Dataset entries:
= Beginning of Section =
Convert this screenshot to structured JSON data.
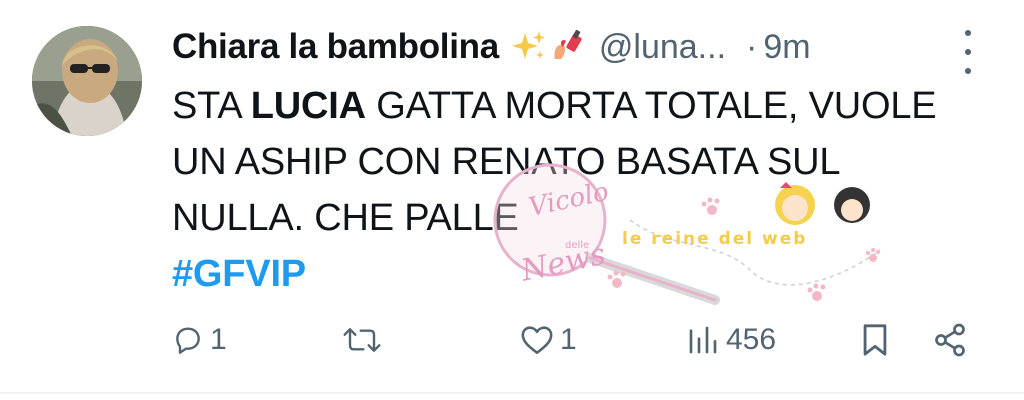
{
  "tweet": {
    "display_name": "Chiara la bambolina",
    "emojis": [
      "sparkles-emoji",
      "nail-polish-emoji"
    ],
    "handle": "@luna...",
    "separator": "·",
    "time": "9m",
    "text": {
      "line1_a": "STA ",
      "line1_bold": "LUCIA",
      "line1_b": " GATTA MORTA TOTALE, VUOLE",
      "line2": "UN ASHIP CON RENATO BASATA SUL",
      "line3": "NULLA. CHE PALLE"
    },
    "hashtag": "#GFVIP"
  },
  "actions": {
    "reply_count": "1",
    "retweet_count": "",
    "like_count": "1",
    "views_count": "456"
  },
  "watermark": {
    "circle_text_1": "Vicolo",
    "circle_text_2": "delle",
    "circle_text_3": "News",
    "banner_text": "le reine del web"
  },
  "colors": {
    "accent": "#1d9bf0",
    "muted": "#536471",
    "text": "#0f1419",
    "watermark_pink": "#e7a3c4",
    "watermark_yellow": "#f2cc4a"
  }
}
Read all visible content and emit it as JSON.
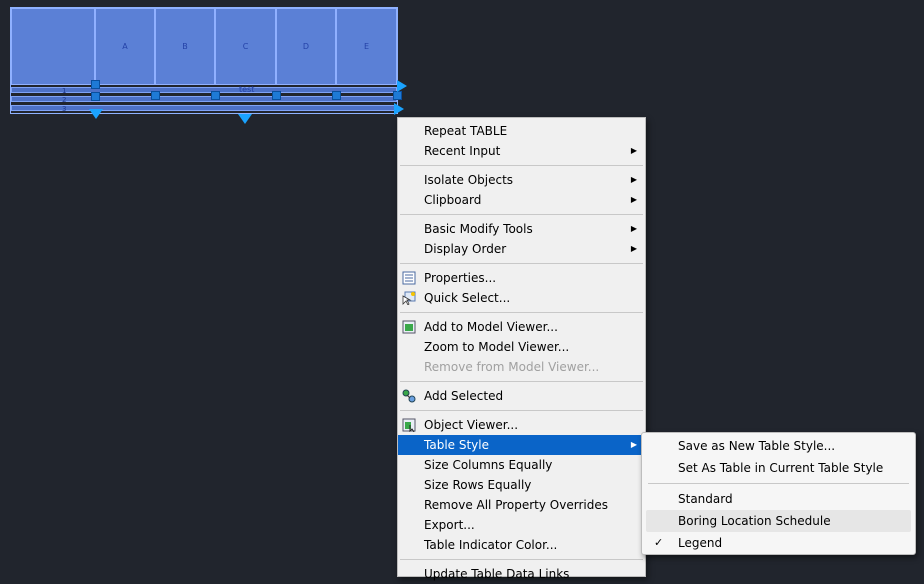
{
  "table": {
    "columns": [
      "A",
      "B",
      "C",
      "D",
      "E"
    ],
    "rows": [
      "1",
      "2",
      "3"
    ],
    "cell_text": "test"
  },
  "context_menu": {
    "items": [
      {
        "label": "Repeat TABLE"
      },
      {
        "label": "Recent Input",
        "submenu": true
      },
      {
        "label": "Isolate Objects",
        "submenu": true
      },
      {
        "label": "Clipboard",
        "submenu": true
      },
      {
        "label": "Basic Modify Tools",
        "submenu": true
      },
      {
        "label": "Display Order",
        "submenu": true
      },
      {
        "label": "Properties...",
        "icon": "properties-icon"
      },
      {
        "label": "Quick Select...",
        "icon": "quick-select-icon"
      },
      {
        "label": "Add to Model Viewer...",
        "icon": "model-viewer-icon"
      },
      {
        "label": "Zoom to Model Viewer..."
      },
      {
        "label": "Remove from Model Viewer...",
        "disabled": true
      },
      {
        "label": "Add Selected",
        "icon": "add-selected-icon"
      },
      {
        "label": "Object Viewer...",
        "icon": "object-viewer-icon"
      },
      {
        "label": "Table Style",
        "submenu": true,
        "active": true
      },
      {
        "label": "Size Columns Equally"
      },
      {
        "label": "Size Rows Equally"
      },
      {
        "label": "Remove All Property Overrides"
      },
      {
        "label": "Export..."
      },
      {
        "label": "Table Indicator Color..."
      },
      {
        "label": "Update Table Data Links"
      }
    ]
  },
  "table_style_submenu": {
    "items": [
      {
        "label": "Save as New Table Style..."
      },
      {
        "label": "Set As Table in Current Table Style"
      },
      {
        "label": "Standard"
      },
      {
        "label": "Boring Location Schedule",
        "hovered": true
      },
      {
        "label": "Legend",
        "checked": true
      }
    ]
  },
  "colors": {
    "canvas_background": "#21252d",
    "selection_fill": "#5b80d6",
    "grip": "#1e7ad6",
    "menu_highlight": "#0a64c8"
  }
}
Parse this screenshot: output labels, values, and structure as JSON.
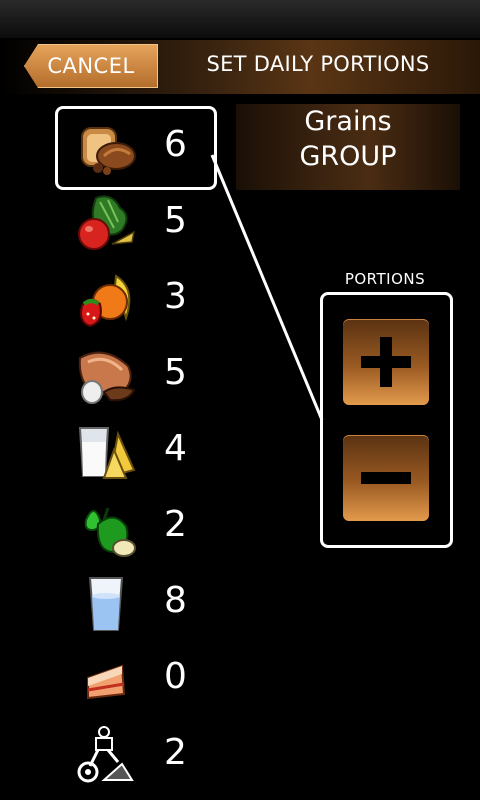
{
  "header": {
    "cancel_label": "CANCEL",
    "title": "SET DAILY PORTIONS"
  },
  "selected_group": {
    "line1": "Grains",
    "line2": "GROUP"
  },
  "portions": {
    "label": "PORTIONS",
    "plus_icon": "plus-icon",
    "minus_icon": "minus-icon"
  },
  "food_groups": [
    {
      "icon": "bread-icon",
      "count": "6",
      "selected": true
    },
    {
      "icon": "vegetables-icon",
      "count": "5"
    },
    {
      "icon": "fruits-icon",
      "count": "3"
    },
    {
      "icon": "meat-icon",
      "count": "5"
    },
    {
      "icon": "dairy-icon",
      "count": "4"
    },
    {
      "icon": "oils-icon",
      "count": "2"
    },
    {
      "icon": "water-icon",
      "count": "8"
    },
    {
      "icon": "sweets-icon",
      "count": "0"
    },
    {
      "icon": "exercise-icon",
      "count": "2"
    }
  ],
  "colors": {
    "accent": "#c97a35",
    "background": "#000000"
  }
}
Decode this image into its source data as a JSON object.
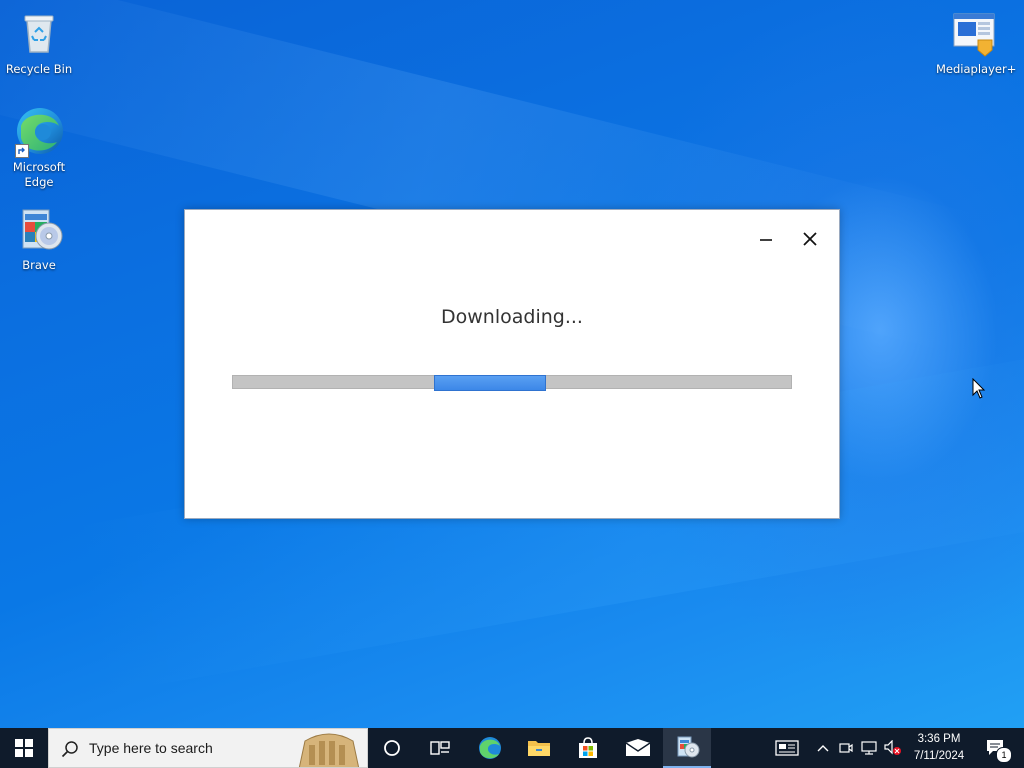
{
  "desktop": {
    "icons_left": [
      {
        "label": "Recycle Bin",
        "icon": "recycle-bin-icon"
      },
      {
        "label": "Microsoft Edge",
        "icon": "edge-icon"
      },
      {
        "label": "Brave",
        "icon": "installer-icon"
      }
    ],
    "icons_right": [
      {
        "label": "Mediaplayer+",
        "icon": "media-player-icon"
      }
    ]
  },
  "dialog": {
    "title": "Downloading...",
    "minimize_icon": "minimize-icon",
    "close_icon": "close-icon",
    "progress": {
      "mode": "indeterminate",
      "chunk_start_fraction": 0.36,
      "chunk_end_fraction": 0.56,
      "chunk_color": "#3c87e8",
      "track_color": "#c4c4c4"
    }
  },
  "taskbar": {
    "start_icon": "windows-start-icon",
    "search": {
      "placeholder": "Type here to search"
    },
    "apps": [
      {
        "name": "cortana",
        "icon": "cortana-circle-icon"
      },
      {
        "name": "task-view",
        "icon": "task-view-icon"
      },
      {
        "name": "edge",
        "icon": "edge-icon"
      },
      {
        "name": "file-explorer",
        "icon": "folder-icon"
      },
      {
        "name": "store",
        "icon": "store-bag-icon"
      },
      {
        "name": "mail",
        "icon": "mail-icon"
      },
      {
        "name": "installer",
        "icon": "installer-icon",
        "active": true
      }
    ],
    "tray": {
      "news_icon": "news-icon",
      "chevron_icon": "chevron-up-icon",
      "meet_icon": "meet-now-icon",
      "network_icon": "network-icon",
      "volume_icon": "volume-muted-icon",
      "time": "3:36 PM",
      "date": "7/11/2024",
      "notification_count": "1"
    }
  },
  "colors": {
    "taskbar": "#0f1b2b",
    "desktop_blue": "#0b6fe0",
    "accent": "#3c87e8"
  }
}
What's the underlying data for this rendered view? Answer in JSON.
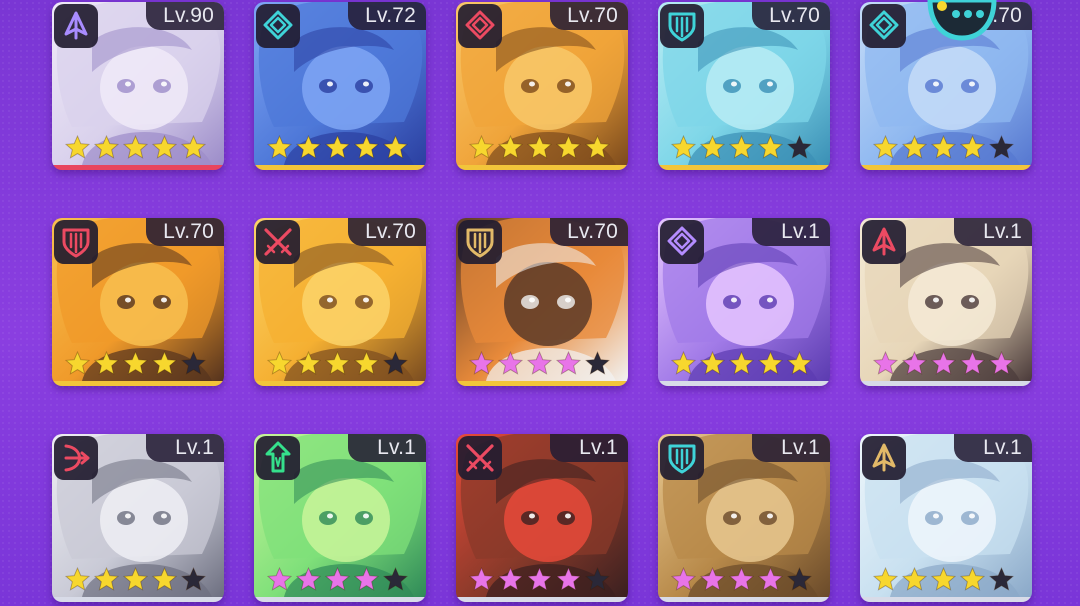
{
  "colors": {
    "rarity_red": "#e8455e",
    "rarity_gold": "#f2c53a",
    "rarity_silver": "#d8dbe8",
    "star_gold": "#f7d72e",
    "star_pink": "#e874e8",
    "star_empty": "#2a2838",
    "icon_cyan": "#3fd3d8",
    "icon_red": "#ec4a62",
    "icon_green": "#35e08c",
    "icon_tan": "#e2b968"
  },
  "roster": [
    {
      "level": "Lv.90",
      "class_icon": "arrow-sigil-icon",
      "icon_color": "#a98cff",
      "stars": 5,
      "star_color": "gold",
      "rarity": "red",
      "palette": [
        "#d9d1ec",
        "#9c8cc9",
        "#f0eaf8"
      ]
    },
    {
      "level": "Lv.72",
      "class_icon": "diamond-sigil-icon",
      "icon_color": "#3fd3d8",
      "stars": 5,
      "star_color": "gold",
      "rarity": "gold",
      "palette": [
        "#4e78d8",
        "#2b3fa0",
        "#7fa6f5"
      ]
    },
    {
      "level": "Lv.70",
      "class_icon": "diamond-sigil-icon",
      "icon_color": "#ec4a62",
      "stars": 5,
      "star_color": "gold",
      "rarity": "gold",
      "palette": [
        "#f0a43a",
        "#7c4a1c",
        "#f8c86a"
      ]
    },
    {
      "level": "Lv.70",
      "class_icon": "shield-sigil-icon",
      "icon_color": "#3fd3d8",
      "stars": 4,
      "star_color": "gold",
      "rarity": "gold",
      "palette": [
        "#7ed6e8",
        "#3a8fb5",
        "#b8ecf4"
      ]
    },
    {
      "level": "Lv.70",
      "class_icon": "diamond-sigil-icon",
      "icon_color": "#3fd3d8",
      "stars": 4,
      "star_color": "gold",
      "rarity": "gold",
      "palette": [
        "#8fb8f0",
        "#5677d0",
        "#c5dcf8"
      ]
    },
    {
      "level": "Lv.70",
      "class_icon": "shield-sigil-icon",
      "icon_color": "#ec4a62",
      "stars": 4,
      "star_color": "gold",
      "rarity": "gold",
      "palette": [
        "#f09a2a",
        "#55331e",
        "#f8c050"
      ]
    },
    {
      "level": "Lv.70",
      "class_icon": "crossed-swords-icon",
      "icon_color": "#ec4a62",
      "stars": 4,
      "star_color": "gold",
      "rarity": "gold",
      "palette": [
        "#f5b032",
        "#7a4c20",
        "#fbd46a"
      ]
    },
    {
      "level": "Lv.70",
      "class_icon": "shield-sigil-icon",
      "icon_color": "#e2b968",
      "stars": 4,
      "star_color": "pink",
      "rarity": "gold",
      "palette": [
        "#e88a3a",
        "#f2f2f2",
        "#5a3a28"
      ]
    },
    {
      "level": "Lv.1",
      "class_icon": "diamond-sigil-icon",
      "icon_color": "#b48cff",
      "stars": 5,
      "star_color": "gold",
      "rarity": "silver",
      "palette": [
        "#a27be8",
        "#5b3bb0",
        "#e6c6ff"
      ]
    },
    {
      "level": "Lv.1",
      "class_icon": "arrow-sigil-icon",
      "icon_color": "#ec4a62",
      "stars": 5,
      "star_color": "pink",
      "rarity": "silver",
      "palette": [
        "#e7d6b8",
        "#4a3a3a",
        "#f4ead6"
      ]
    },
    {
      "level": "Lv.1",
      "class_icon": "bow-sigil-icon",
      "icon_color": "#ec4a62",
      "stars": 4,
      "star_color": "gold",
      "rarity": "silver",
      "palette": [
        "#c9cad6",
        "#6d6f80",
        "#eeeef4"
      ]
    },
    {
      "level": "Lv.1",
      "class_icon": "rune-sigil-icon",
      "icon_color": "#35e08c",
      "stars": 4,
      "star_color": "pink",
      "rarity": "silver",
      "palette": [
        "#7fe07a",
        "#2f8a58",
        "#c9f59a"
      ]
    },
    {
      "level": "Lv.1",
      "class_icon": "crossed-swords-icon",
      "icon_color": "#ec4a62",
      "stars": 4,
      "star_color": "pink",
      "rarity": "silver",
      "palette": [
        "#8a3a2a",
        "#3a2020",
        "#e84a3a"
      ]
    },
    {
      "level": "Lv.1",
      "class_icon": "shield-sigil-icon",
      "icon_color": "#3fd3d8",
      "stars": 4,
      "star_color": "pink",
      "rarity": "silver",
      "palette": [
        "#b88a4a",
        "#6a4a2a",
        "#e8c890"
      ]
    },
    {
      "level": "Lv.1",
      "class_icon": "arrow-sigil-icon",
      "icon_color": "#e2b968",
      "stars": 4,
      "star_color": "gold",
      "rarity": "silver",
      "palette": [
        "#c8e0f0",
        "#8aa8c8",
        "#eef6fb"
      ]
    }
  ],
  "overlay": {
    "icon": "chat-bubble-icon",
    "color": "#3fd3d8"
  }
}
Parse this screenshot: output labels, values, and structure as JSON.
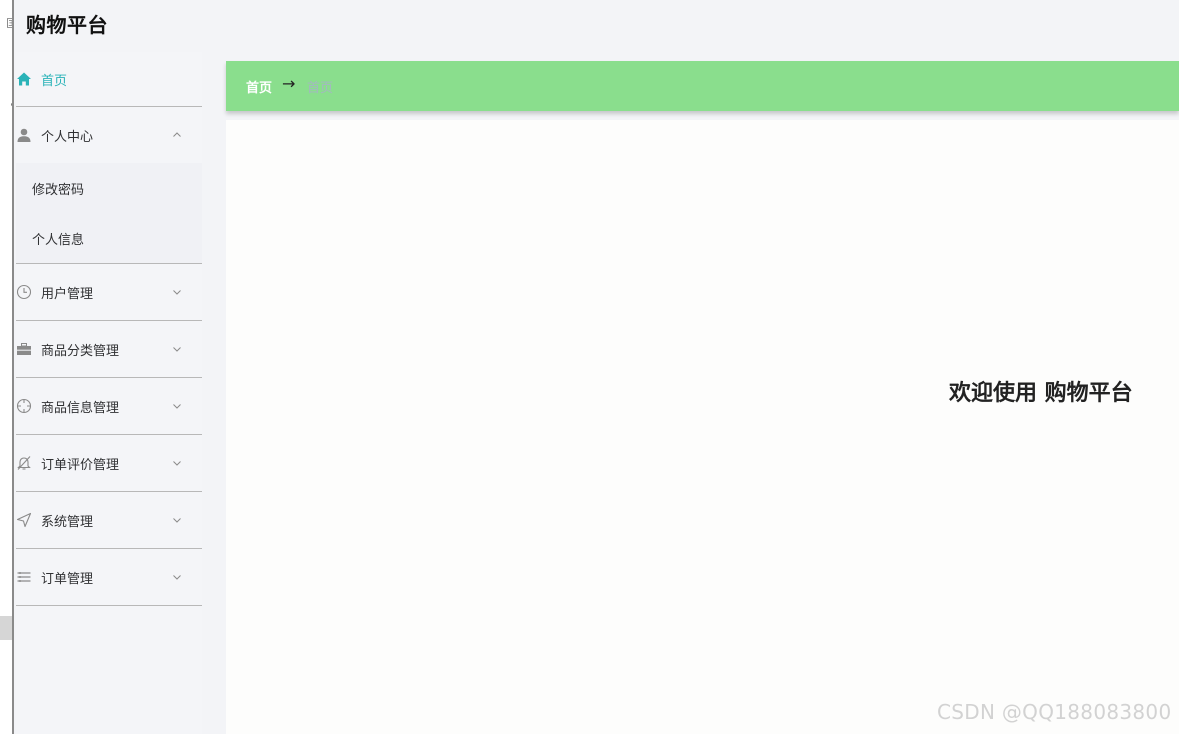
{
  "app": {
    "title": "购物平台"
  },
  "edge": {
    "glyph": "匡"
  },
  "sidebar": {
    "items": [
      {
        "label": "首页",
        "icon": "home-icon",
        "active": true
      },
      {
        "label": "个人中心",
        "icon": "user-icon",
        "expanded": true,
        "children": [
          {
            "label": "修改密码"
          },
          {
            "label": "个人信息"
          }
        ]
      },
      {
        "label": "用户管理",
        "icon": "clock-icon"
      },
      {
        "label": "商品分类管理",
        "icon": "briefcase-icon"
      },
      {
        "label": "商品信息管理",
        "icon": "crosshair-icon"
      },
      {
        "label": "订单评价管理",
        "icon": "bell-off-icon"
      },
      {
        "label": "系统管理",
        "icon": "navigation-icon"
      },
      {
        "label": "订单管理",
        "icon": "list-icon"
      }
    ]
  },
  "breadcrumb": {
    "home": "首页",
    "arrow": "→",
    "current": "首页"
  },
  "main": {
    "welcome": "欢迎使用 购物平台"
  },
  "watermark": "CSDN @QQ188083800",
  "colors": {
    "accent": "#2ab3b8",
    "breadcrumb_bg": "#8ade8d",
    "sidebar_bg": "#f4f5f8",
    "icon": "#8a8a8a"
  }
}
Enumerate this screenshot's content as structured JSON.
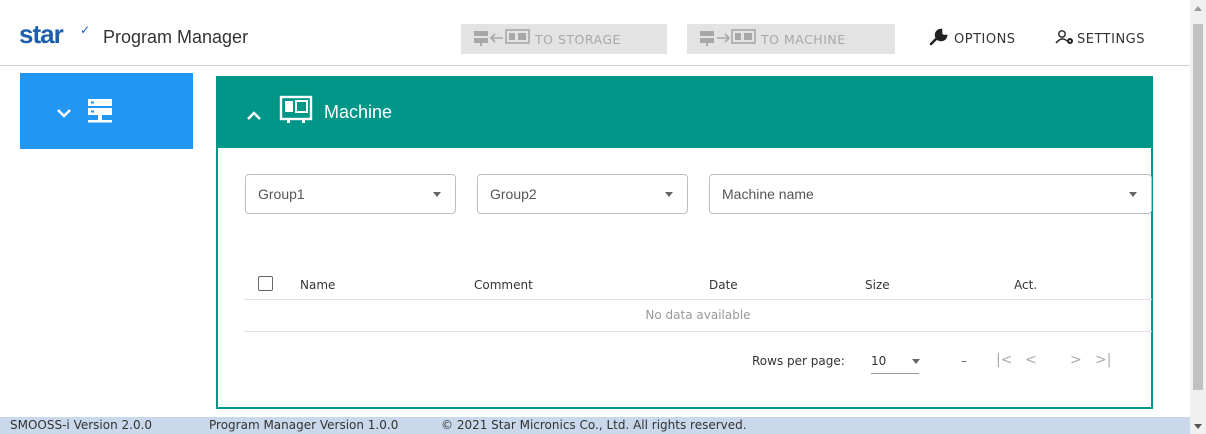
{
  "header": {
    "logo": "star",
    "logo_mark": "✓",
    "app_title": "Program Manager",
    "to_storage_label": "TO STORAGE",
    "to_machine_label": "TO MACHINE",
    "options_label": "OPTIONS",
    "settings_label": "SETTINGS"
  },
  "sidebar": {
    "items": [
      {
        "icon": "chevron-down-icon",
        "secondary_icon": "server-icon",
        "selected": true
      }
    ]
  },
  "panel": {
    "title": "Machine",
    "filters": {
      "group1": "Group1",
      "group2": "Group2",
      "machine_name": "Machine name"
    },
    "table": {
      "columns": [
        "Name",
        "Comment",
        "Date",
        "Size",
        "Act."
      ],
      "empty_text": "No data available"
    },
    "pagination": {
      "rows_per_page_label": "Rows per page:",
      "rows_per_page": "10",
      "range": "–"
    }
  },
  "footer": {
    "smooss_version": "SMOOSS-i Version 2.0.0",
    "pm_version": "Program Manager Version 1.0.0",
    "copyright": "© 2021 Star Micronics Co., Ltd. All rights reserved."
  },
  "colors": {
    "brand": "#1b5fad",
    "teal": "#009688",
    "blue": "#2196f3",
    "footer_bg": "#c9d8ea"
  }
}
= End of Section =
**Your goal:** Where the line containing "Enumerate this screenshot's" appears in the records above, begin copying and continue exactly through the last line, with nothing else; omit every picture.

**Problem solution:**
Enumerate this screenshot's content as structured JSON.
{
  "header": {
    "logo": "star",
    "logo_mark": "✓",
    "app_title": "Program Manager",
    "to_storage_label": "TO STORAGE",
    "to_machine_label": "TO MACHINE",
    "options_label": "OPTIONS",
    "settings_label": "SETTINGS"
  },
  "sidebar": {
    "items": [
      {
        "icon": "chevron-down-icon",
        "secondary_icon": "server-icon",
        "selected": true
      }
    ]
  },
  "panel": {
    "title": "Machine",
    "filters": {
      "group1": "Group1",
      "group2": "Group2",
      "machine_name": "Machine name"
    },
    "table": {
      "columns": [
        "Name",
        "Comment",
        "Date",
        "Size",
        "Act."
      ],
      "empty_text": "No data available"
    },
    "pagination": {
      "rows_per_page_label": "Rows per page:",
      "rows_per_page": "10",
      "range": "–"
    }
  },
  "footer": {
    "smooss_version": "SMOOSS-i Version 2.0.0",
    "pm_version": "Program Manager Version 1.0.0",
    "copyright": "© 2021 Star Micronics Co., Ltd. All rights reserved."
  },
  "colors": {
    "brand": "#1b5fad",
    "teal": "#009688",
    "blue": "#2196f3",
    "footer_bg": "#c9d8ea"
  }
}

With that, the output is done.